7# Turn your back to coupons and special offers
The problem with all these offers and coupons, we have the temptation to buy things which we wouldn’t otherwise have bought just because they are, or seem to be, cheaper than they normally are.
Coupons are the worst, and they take a lot of your energy and time to collect all the points to get some free plate that you could have bought for few Euros.
But… not all the offers are bad.
If you understand the economics behind these things, it becomes easier to spot the cases where you can save some money. For example, if you notice an item that long you wanted just went on clearance promotion because is getting replaced with a newer model, get it.
I love food (I used to be a chef), and recently I change my family habit of eating out of pick hours because offer restaurant discount up to 50% at non-peak times. Is it worth it to eat lunch at 3 pm instead of 1 pm for the half of price? I even get served faster because not many diners in the restaurant.
I use a mobile application called Eatigo present in Singapore and Thailand. In the USA is popular Groupon that offers a broad range of deals from hairdresser to electronics. Just investigate what is available in your area, and start saving.
Another case of fluctuating demand is seasonality. You can save a lot of money buying things just after Christmas period or clothes on season change.
8# Plan your taxes
This can be a long point depending where you are resident and where your business is operating.
Most of the Asia have relatively low tax compared to Europe or the most expensive country in the world, USA.
There is all the sort of rules and regulations in each country that is worth to get in contact with an accountant to sort out your taxes and get some valuable advice before going for big purchases as buying a house or a car.
Investments are tricky as well because if you sell your market share and make a profit, you are subject to capital taxes in Europe and America.
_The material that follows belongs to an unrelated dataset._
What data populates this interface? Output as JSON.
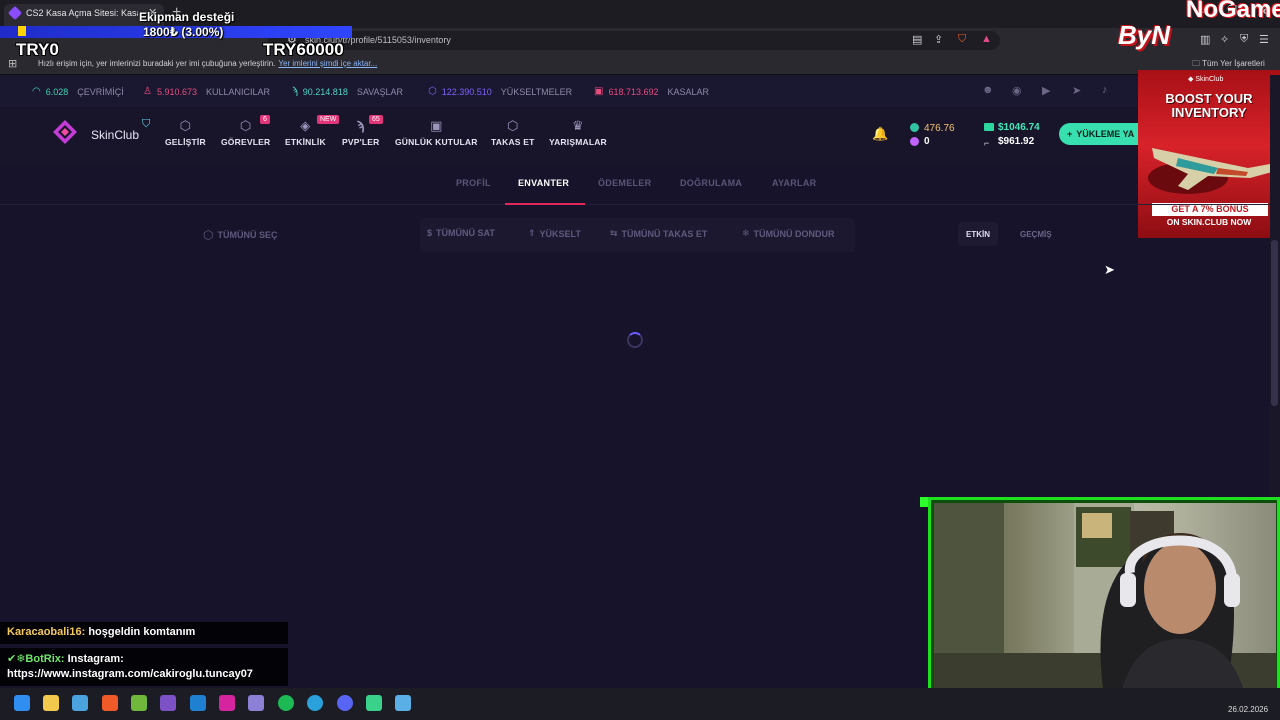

Instead, in Asia, there aren’t capital gain taxes on the market stock, and this is good news if you are a trader instead of a long-term investor.
I know taxes are boring, but make sure to learn as much as you can because you can save thousands of Euros per year.
While working for international companies around the world, I used to make contracts with a tax-free salary just to avoid all the headaches that come with taxes and put it on the employer.
9# Buy used
There are so many people out there that change cars or appliances just because the new model arrived. I always took advantage of this and bought four second-hand cars in my life saving me thousands of Euro that I could invest in somewhere else.
Keep in mind that a brand new car depreciates much faster than a second-hand one, especially in the first year averaging a whopping 20% depreciation for most models.
I used to buy cars in their 2-3 years because they were highly discounted and with an average of 10.000 km on the clock, almost new. I have got a full apartment of used items; fridge, TV, furniture, bed and much more.
I never buy junk, but quality items at high discounted price. The wealthy people have excellent stuff but the bad habit to change it too often, that is always good news for me.
Things like eBay and Craigslist have vastly improved the liquidity and efficiency of used goods markets, but be careful to check you’re getting a good deal.
If you are unsure about the items, just ask the owner why is selling. Don’t be afraid to get cheated, buy new is a much worst financial experience.
10# Invest in you
This is the most important habit of all 10. It is important to invest in your knowledge and take the time to learn financial skills essential for your future success and retire early.
As I said in other posts, we shouldn’t work more than necessary.
I spend every week 15 hours in studying economic and personal finance, plus another 10 hours in posting to this website to pass on my knowledge for other to benefit.
What has worked until today, might not work tomorrow or come up a better way of doing things.
You are the most important asset, so keep investing in yourself.
What other ways are you using daily to save money? Please share so we can learn from others experiences.